- Zabuton: Chuck eye roll, from around the ribcage. The word means ‘cushion,’ which gives you an idea of its texture.
- Rosu: Lean but tender, lightly marbled cuts of meat from around the shoulder and back.
- Tan: Beef tongue for French kissing. Best salt-grilled to appreciate its taste and texture.
One of my favorite non-grilled dishes to eat at a yakiniku restaurant is yukke (yukhoe in Korean). This is fresh, raw, fatty beef that’s been julienned and seasoned with soy sauce, sesame oil, sugar and salt; and sometimes also with spring onion, minced garlic, pepper and Korean pear. Break the raw egg yolk nestled on top and mix it all together. With top quality beef, this is unbeatable. Think of it as steak tartare amplified by awesome.

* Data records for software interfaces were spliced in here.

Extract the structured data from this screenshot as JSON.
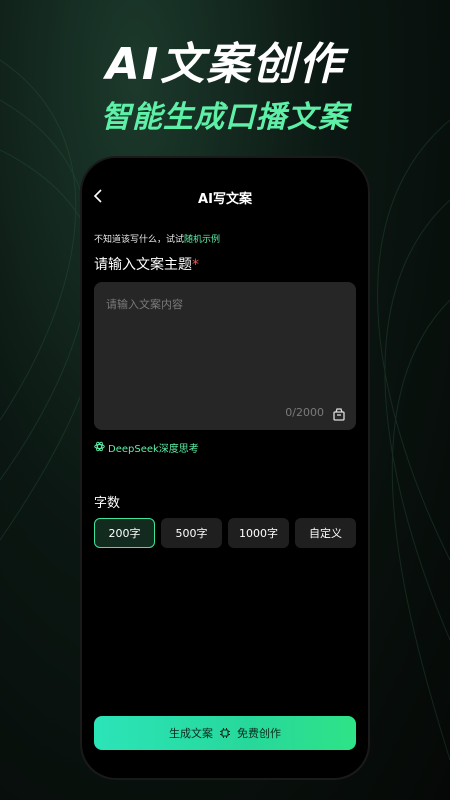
{
  "promo": {
    "title": "AI文案创作",
    "subtitle": "智能生成口播文案"
  },
  "nav": {
    "back_icon": "chevron-left-icon",
    "title": "AI写文案"
  },
  "hint": {
    "prefix": "不知道该写什么，试试",
    "link": "随机示例"
  },
  "topic": {
    "label": "请输入文案主题",
    "required_mark": "*",
    "placeholder": "请输入文案内容",
    "counter": "0/2000",
    "clear_icon": "trash-basket-icon"
  },
  "deepseek": {
    "label": "DeepSeek深度思考",
    "icon": "atom-icon"
  },
  "word_count": {
    "label": "字数",
    "options": [
      "200字",
      "500字",
      "1000字",
      "自定义"
    ],
    "selected": "200字"
  },
  "cta": {
    "label": "生成文案",
    "icon": "chip-icon",
    "sub_label": "免费创作"
  },
  "colors": {
    "accent": "#5ff0a8",
    "required": "#ff4d4f",
    "input_bg": "#262626",
    "option_bg": "#1f1f1f"
  }
}
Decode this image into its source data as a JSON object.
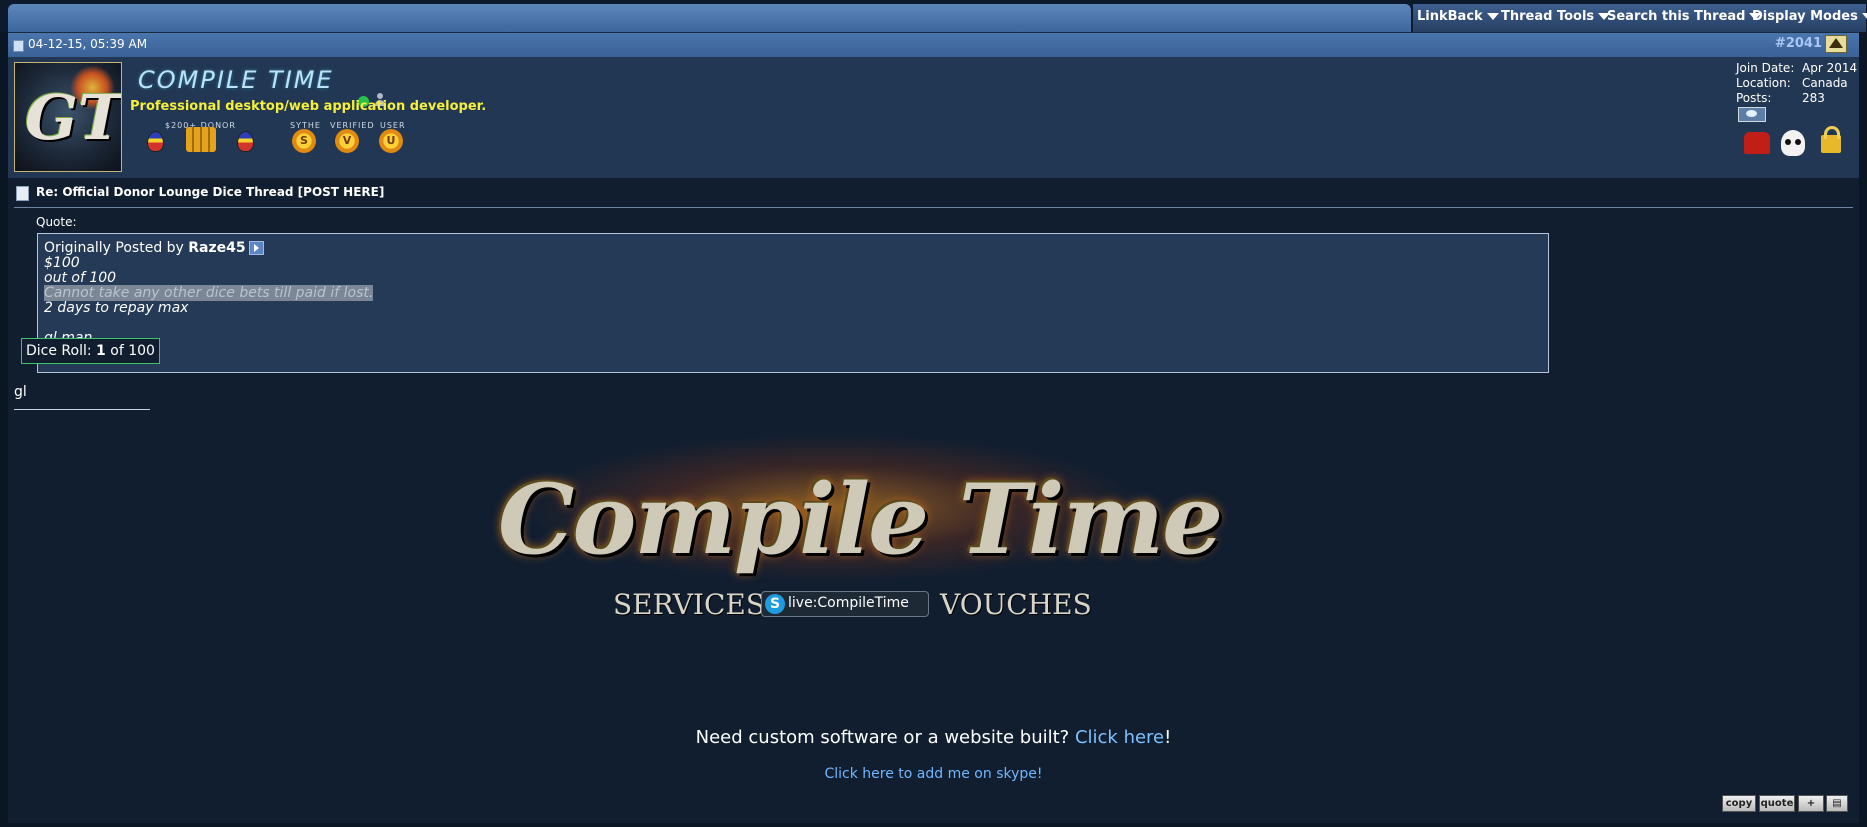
{
  "toolbar": {
    "linkback": "LinkBack",
    "thread_tools": "Thread Tools",
    "search_thread": "Search this Thread",
    "display_modes": "Display Modes"
  },
  "post_header": {
    "date": "04-12-15, 05:39 AM",
    "post_number": "#2041"
  },
  "user": {
    "username": "COMPILE TIME",
    "title": "Professional desktop/web application developer.",
    "badge_labels": {
      "donor": "$200+ DONOR",
      "sythe": "SYTHE",
      "verified": "VERIFIED",
      "user": "USER"
    },
    "medals": [
      "S",
      "V",
      "U"
    ],
    "stats": [
      {
        "key": "Join Date:",
        "value": "Apr 2014"
      },
      {
        "key": "Location:",
        "value": "Canada"
      },
      {
        "key": "Posts:",
        "value": "283"
      }
    ]
  },
  "post": {
    "title": "Re: Official Donor Lounge Dice Thread [POST HERE]",
    "quote_label": "Quote:",
    "quote": {
      "prefix": "Originally Posted by ",
      "author": "Raze45",
      "lines": [
        "$100",
        "out of 100",
        "Cannot take any other dice bets till paid if lost.",
        "2 days to repay max",
        "gl man"
      ]
    },
    "dice": {
      "label": "Dice Roll: ",
      "roll": "1",
      "suffix": " of 100"
    },
    "text": "gl"
  },
  "signature": {
    "logo": "Compile Time",
    "services": "SERVICES",
    "skype_tag": "live:CompileTime",
    "vouches": "VOUCHES",
    "need_text": "Need custom software or a website built? ",
    "click_here": "Click here",
    "exclaim": "!",
    "skype_link": "Click here to add me on skype!"
  },
  "post_buttons": {
    "copy": "copy",
    "quote": "quote"
  }
}
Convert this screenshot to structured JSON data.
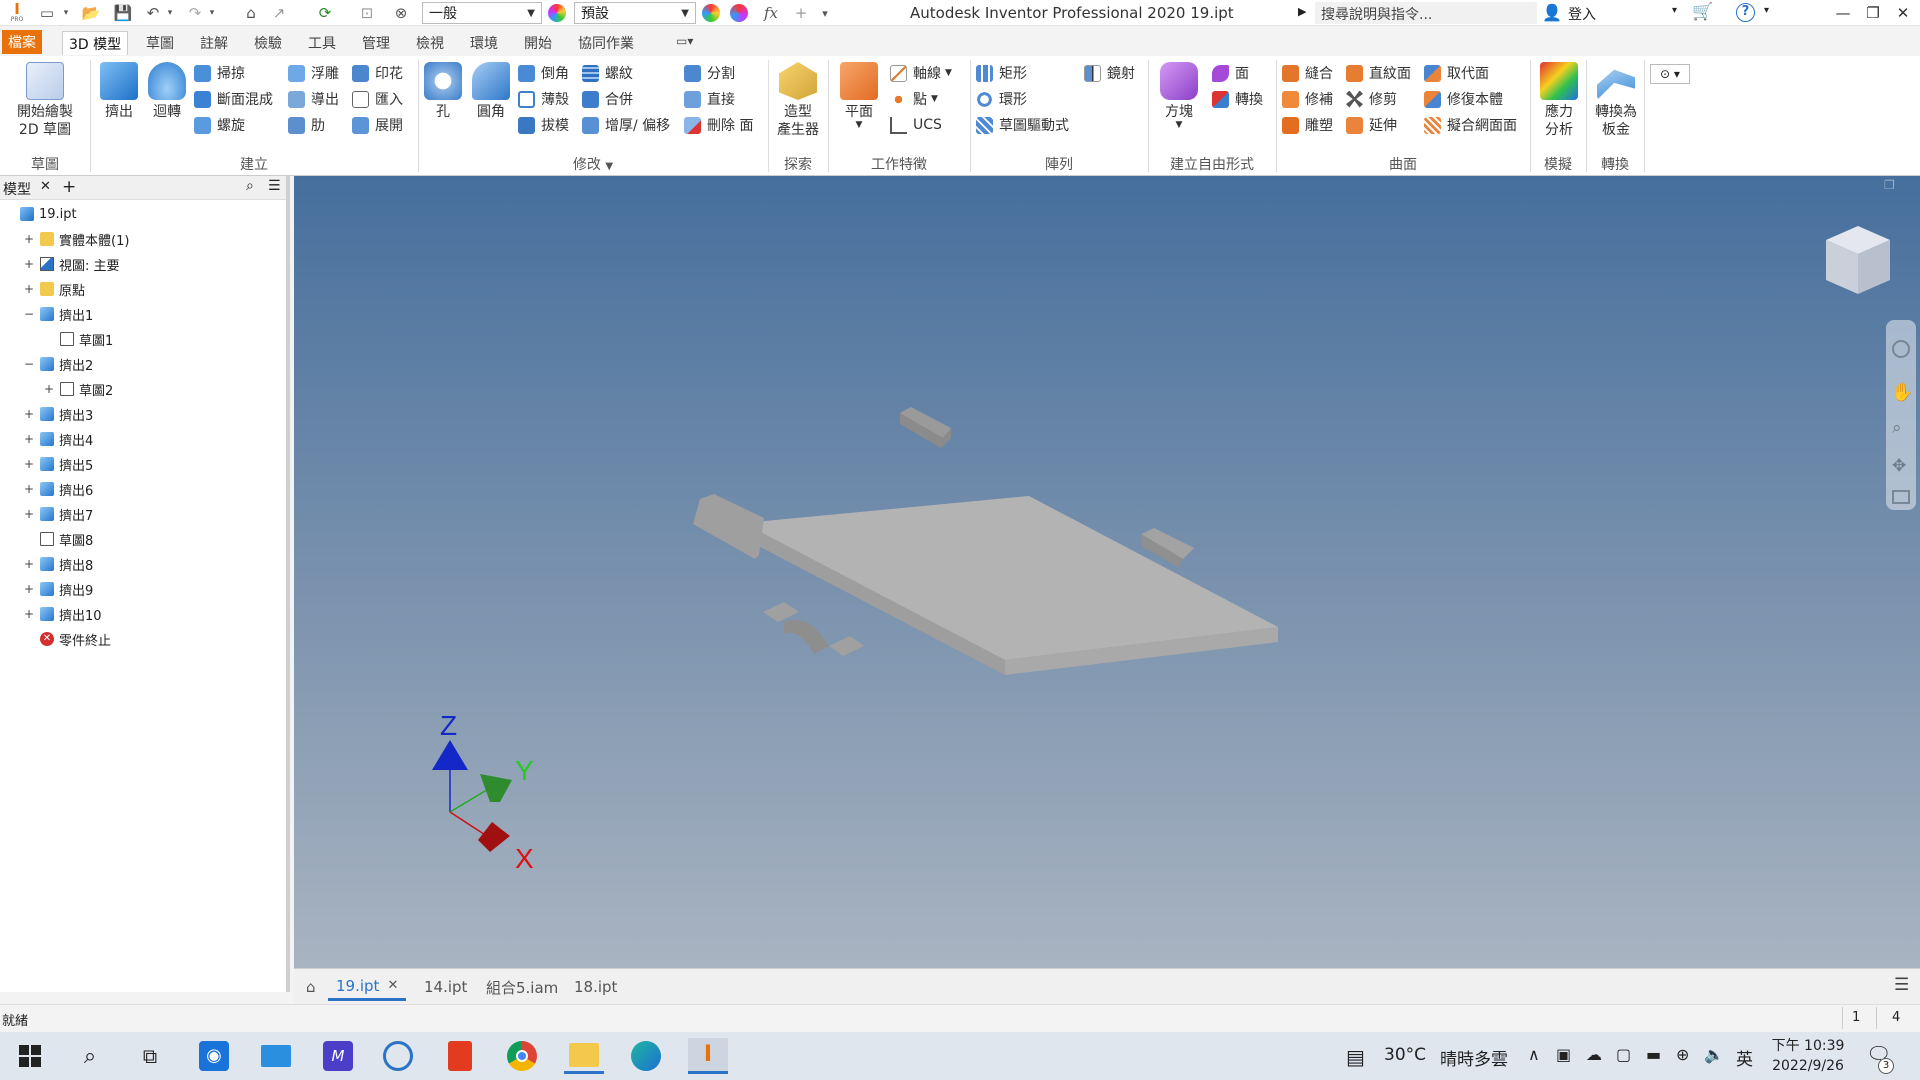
{
  "titlebar": {
    "app_logo": "I",
    "app_logo_sub": "PRO",
    "material_value": "一般",
    "appearance_value": "預設",
    "title": "Autodesk Inventor Professional 2020    19.ipt",
    "search_placeholder": "搜尋說明與指令...",
    "signin_label": "登入"
  },
  "ribbon_tabs": [
    "檔案",
    "3D 模型",
    "草圖",
    "註解",
    "檢驗",
    "工具",
    "管理",
    "檢視",
    "環境",
    "開始",
    "協同作業"
  ],
  "ribbon": {
    "groups": {
      "sketch": "草圖",
      "create": "建立",
      "modify": "修改",
      "explore": "探索",
      "work_features": "工作特徵",
      "pattern": "陣列",
      "freeform": "建立自由形式",
      "surface": "曲面",
      "simulation": "模擬",
      "convert": "轉換"
    },
    "start_2d_sketch": [
      "開始繪製",
      "2D 草圖"
    ],
    "extrude": "擠出",
    "revolve": "迴轉",
    "sweep": "掃掠",
    "loft": "斷面混成",
    "coil": "螺旋",
    "emboss": "浮雕",
    "derive": "導出",
    "rib": "肋",
    "decal": "印花",
    "import": "匯入",
    "unwrap": "展開",
    "hole": "孔",
    "fillet": "圓角",
    "chamfer": "倒角",
    "shell": "薄殼",
    "draft": "拔模",
    "thread": "螺紋",
    "combine": "合併",
    "thicken": "增厚/ 偏移",
    "split": "分割",
    "direct": "直接",
    "delete_face": "刪除 面",
    "shape_generator": [
      "造型",
      "產生器"
    ],
    "plane": "平面",
    "axis": "軸線",
    "point": "點",
    "ucs": "UCS",
    "rectangular": "矩形",
    "circular": "環形",
    "sketch_driven": "草圖驅動式",
    "mirror": "鏡射",
    "box": "方塊",
    "face": "面",
    "convert_ff": "轉換",
    "stitch": "縫合",
    "patch": "修補",
    "sculpt": "雕塑",
    "ruled_surface": "直紋面",
    "trim": "修剪",
    "extend": "延伸",
    "replace_face": "取代面",
    "repair_bodies": "修復本體",
    "fit_mesh_face": "擬合網面面",
    "stress_analysis": [
      "應力",
      "分析"
    ],
    "convert_sheet_metal": [
      "轉換為",
      "板金"
    ]
  },
  "browser": {
    "tab_label": "模型",
    "add_label": "+",
    "items": [
      {
        "label": "19.ipt",
        "toggle": "",
        "icon": "part",
        "indent": 0
      },
      {
        "label": "實體本體(1)",
        "toggle": "+",
        "icon": "folder",
        "indent": 1
      },
      {
        "label": "視圖: 主要",
        "toggle": "+",
        "icon": "view",
        "indent": 1
      },
      {
        "label": "原點",
        "toggle": "+",
        "icon": "folder",
        "indent": 1
      },
      {
        "label": "擠出1",
        "toggle": "−",
        "icon": "extrude",
        "indent": 1
      },
      {
        "label": "草圖1",
        "toggle": "",
        "icon": "sketch",
        "indent": 2
      },
      {
        "label": "擠出2",
        "toggle": "−",
        "icon": "extrude",
        "indent": 1
      },
      {
        "label": "草圖2",
        "toggle": "+",
        "icon": "sketch",
        "indent": 2
      },
      {
        "label": "擠出3",
        "toggle": "+",
        "icon": "extrude",
        "indent": 1
      },
      {
        "label": "擠出4",
        "toggle": "+",
        "icon": "extrude",
        "indent": 1
      },
      {
        "label": "擠出5",
        "toggle": "+",
        "icon": "extrude",
        "indent": 1
      },
      {
        "label": "擠出6",
        "toggle": "+",
        "icon": "extrude",
        "indent": 1
      },
      {
        "label": "擠出7",
        "toggle": "+",
        "icon": "extrude",
        "indent": 1
      },
      {
        "label": "草圖8",
        "toggle": "",
        "icon": "sketch",
        "indent": 1
      },
      {
        "label": "擠出8",
        "toggle": "+",
        "icon": "extrude",
        "indent": 1
      },
      {
        "label": "擠出9",
        "toggle": "+",
        "icon": "extrude",
        "indent": 1
      },
      {
        "label": "擠出10",
        "toggle": "+",
        "icon": "extrude",
        "indent": 1
      },
      {
        "label": "零件終止",
        "toggle": "",
        "icon": "end",
        "indent": 1
      }
    ]
  },
  "viewport": {
    "triad_z": "Z",
    "triad_y": "Y",
    "triad_x": "X"
  },
  "doc_tabs": [
    "19.ipt",
    "14.ipt",
    "組合5.iam",
    "18.ipt"
  ],
  "status": {
    "text": "就緒",
    "count1": "1",
    "count2": "4"
  },
  "taskbar": {
    "weather_temp": "30°C",
    "weather_text": "晴時多雲",
    "ime": "英",
    "time": "下午 10:39",
    "date": "2022/9/26",
    "notif_count": "3"
  },
  "colors": {
    "file_tab": "#e8710a",
    "accent_blue": "#2a73c6",
    "axis_x": "#cc1111",
    "axis_y": "#22aa22",
    "axis_z": "#1428c8",
    "error_red": "#d32f2f"
  }
}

What if you’re the only vegetarian in your group? Well, a yakiniku restaurant isn’t a total loss. Order every single vegetable on the menu – the better restaurants will have things like bell pepper, shiitake mushroom, carrots, onions and more. Grill them and douse in the delicious dipping sauce. Add a bowl of rice and a raw egg and you’re good to go for dinner.
In general, my experience is that you do get what you pay for with beef, which is how you end up with A-grade prices for yakiniku. But leaving the restaurant smelling like the best grilled beef ever is an utterly, completely, delightfully B-grade experience. It’s hard to have beef with that.
The word horumon is a play on “hormone,” or “horumon” in the Kansai dialect, meaning “discarded goods.” Let’s be clear: it refers to the nasty bits from beef or pork. Think sweetbreads, tripe, stomach, uterus, and more. (For an excellent breakdown of various parts available at a horumonyaki place, check out this post on Chowhound. In America, these parts are often discarded, but horumon is a hallowed cuisine in Japan. Women love it because all that collagen is great for your skin; everyone loves it because it supposedly gives you a ton of stamina. Horumonyaki (grilled horumon) is often considered a subset of yakiniku, but it deserves a section of its own, especially because there are restaurants which specialize entirely in serving these offcuts.
To enjoy horumon, you have to be adventurous about texture. Good horumon is typically sourced from high-quality wagyu cattle, but at the end of the day you still have to be open to eating offal. Depending on the parts you’re eating, horumon parts can be chewy, crunchy, corrugated, creamy, fatty, tender, even raw. That’s right – uncooked. It takes real skill and judgment to prepare horumon that’s delicious but clean and safe to eat raw. Incidentally, some of the best grilled beef I’ve ever had was tare-marinated small intestine – ringed with fat, it chars beautifully over a charcoal fire and drips grease right into your mouth. It’s glorious.
Start by ordering a few pieces of horumon at the yakiniku restaurant, and let your tongue be the judge. Then move on to full-blown horumonyaki, and never look back.